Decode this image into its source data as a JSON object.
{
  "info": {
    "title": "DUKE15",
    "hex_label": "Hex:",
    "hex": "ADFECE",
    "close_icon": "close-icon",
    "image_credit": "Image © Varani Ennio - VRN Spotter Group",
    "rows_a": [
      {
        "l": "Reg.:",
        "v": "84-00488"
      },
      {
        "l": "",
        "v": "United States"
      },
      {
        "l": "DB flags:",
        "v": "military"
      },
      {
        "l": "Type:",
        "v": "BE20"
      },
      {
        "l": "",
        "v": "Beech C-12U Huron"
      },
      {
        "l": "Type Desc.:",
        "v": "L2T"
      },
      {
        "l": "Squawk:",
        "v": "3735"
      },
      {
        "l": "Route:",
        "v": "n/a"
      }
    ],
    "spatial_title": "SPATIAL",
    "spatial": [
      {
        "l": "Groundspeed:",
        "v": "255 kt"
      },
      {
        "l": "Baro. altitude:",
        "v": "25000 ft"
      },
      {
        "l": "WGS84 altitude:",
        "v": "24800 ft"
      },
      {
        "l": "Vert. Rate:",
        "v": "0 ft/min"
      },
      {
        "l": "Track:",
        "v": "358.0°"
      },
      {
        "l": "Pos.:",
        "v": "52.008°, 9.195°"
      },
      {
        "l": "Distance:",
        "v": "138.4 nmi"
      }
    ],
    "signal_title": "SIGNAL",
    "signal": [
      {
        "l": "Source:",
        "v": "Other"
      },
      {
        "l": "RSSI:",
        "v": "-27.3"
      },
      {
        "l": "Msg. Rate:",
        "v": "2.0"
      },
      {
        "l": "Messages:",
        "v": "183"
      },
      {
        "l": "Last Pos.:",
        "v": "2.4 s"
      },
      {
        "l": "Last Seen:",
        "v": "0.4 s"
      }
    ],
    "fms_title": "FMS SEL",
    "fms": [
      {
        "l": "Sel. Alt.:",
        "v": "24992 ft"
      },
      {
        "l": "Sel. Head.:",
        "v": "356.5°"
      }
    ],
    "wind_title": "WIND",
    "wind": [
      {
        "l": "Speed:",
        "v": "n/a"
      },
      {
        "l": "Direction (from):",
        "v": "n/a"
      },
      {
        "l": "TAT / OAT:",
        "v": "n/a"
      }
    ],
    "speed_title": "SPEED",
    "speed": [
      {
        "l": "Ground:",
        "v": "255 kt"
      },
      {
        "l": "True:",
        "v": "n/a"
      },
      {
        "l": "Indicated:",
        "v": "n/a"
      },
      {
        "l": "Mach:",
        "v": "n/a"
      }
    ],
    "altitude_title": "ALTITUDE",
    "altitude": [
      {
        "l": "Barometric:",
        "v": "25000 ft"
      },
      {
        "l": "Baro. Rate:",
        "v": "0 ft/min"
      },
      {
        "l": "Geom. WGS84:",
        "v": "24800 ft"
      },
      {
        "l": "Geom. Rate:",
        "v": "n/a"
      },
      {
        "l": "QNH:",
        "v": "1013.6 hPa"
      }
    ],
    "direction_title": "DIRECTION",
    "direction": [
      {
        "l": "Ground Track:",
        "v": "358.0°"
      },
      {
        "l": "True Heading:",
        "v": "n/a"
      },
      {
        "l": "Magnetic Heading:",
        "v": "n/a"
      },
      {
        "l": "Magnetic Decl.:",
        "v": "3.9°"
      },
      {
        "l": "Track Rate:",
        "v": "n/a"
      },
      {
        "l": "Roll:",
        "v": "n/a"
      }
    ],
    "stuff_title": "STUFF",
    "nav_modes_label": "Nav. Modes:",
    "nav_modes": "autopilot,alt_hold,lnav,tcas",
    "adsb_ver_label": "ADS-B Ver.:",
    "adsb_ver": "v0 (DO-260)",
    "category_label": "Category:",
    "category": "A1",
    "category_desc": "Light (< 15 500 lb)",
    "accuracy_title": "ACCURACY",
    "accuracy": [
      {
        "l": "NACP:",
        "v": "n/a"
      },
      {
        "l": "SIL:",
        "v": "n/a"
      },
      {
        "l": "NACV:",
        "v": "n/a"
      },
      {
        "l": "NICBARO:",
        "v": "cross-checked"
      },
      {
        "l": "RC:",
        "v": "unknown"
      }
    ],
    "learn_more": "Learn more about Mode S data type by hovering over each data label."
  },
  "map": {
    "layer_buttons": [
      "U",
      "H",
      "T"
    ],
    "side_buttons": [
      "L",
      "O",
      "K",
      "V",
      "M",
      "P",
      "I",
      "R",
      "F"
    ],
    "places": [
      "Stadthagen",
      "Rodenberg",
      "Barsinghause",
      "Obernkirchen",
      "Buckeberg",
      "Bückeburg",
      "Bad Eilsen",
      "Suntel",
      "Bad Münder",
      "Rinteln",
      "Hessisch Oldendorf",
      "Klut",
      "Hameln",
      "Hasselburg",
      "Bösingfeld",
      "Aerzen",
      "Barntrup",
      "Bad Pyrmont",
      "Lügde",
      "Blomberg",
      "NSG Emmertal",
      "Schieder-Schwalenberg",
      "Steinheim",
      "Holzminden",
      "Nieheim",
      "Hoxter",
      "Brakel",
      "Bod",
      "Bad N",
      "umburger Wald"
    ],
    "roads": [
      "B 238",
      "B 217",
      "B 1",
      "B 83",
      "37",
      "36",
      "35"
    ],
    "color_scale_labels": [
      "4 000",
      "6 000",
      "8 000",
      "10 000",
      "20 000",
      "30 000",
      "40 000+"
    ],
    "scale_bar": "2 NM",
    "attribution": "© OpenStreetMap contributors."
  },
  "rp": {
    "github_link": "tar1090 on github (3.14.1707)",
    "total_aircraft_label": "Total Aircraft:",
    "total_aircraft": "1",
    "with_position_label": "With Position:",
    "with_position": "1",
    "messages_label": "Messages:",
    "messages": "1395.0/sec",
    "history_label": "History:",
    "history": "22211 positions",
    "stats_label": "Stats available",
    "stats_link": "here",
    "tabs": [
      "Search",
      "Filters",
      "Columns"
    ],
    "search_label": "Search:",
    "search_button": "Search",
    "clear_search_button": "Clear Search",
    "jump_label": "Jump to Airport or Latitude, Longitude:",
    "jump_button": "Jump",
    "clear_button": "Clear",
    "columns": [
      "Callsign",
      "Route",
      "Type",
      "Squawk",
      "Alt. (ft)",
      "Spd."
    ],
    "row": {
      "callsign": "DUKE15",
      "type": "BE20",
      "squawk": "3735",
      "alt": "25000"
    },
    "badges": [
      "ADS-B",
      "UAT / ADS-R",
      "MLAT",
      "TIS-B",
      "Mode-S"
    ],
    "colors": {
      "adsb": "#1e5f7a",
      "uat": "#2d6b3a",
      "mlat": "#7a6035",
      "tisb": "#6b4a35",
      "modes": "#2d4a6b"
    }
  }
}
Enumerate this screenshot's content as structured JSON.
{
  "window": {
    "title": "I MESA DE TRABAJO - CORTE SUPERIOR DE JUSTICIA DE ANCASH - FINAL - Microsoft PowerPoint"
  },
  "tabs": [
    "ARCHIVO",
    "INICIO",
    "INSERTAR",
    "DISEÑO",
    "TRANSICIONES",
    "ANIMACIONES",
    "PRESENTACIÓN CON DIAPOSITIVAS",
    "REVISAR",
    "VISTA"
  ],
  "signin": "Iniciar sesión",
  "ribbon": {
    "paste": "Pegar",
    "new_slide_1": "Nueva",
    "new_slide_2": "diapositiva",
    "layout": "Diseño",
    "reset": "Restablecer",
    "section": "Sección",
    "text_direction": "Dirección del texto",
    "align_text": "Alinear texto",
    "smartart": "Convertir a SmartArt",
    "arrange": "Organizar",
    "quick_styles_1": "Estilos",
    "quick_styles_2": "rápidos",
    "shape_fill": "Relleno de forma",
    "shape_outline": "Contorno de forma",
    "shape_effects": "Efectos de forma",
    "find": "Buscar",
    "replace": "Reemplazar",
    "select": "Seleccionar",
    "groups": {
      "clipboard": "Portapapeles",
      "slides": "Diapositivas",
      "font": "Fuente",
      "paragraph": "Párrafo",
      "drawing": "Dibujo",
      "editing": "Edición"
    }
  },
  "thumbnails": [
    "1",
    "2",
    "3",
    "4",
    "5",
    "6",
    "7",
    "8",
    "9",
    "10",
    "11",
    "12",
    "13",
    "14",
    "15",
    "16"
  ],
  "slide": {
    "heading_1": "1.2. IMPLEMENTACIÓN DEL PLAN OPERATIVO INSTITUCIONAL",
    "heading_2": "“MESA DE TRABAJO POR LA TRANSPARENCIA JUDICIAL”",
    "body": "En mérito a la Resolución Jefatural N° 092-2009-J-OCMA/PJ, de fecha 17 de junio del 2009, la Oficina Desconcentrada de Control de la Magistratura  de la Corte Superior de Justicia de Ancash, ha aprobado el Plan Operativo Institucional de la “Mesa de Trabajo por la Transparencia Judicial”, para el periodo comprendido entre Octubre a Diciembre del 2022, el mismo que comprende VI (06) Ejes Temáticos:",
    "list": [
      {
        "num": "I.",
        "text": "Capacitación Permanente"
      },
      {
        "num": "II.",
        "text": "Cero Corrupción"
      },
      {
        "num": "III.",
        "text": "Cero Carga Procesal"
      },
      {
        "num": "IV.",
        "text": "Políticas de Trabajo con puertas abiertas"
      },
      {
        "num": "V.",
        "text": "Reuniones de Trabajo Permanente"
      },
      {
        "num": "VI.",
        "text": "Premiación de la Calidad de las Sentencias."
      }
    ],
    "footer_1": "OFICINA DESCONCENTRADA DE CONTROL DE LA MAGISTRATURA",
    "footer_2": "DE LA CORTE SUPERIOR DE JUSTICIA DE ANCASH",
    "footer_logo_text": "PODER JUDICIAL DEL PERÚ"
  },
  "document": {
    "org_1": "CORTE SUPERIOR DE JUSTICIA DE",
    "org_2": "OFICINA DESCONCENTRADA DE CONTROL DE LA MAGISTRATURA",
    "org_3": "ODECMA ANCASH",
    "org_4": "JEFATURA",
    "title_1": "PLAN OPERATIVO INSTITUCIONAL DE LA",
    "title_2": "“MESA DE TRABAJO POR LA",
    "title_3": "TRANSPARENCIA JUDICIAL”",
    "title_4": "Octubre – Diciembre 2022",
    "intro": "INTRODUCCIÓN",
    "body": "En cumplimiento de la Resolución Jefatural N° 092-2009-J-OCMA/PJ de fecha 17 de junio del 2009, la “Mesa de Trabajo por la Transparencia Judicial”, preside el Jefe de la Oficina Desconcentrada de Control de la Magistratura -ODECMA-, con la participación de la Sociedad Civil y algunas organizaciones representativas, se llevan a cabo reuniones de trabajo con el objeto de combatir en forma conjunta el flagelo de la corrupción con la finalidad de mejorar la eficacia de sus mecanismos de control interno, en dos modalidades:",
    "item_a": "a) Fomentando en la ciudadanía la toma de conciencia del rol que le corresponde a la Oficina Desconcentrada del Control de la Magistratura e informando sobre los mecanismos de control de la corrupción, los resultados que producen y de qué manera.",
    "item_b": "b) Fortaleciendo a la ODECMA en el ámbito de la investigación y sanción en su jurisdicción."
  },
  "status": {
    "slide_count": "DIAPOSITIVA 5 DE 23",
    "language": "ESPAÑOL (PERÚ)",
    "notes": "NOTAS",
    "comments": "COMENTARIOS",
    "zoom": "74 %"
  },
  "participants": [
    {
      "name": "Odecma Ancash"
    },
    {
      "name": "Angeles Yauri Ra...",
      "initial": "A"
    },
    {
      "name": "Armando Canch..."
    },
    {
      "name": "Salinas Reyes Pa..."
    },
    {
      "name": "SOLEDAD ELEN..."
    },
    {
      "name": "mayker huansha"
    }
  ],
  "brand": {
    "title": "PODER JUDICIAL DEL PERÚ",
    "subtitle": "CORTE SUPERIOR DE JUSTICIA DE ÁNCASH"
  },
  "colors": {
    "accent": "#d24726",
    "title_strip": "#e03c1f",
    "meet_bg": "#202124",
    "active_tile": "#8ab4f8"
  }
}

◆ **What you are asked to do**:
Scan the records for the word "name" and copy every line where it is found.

◆ **Completed task**:
      "name": "Odecma Ancash"
      "name": "Angeles Yauri Ra...",
      "name": "Armando Canch..."
      "name": "Salinas Reyes Pa..."
      "name": "SOLEDAD ELEN..."
      "name": "mayker huansha"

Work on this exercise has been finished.